[Exercise details]: Write out every entry, unchanged. Skip any picture.

■ ■ ■ ■ ■

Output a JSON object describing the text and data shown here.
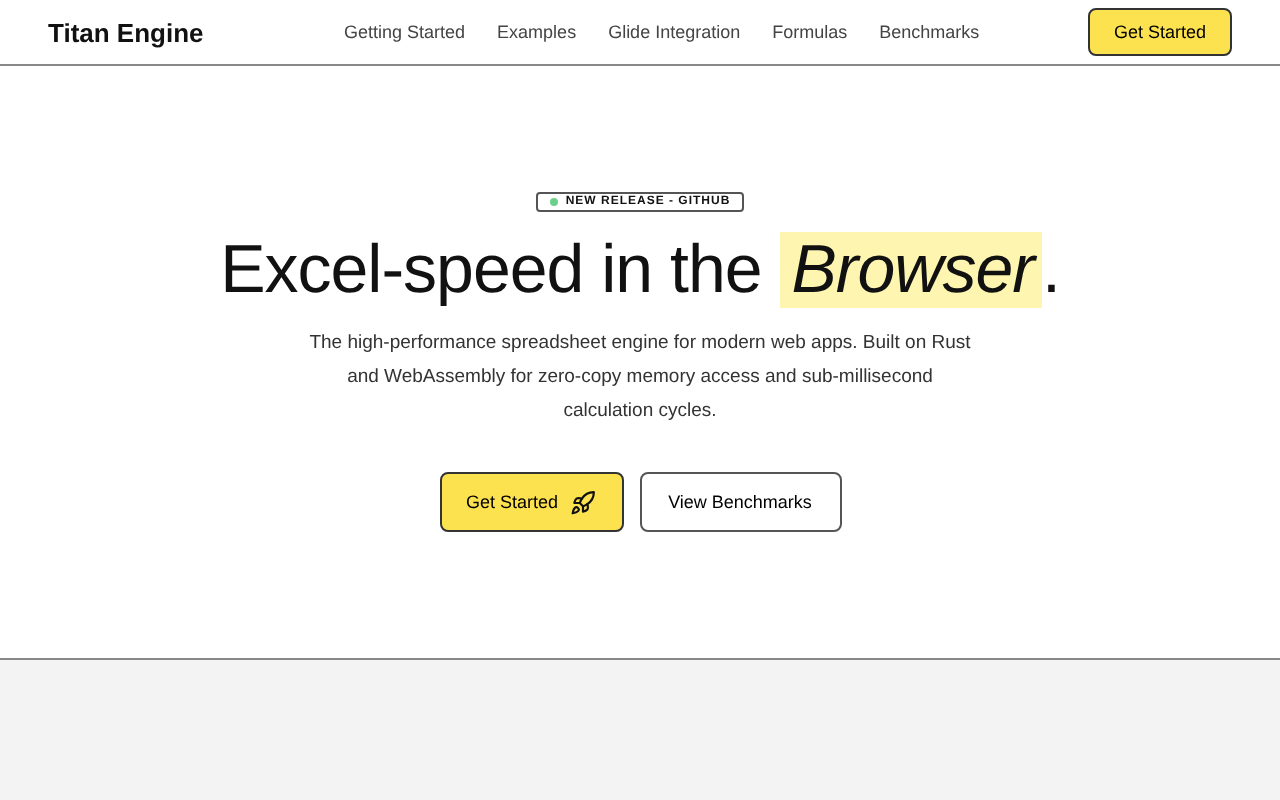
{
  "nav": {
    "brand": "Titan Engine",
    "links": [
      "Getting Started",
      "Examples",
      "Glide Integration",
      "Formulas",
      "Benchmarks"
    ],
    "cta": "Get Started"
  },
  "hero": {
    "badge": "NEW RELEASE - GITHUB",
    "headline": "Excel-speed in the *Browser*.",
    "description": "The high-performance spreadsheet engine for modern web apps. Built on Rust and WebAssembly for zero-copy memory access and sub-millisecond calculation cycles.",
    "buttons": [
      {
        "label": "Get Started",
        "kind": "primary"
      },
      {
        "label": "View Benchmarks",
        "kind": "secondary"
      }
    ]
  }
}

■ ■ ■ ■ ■

[Output for this task]:
Output a JSON object describing the text and data shown here.
{
  "nav": {
    "brand": "Titan Engine",
    "links": [
      "Getting Started",
      "Examples",
      "Glide Integration",
      "Formulas",
      "Benchmarks"
    ],
    "cta": "Get Started"
  },
  "hero": {
    "badge": "NEW RELEASE - GITHUB",
    "headline": "Excel-speed in the *Browser*.",
    "description": "The high-performance spreadsheet engine for modern web apps. Built on Rust and WebAssembly for zero-copy memory access and sub-millisecond calculation cycles.",
    "buttons": [
      {
        "label": "Get Started",
        "kind": "primary"
      },
      {
        "label": "View Benchmarks",
        "kind": "secondary"
      }
    ]
  }
}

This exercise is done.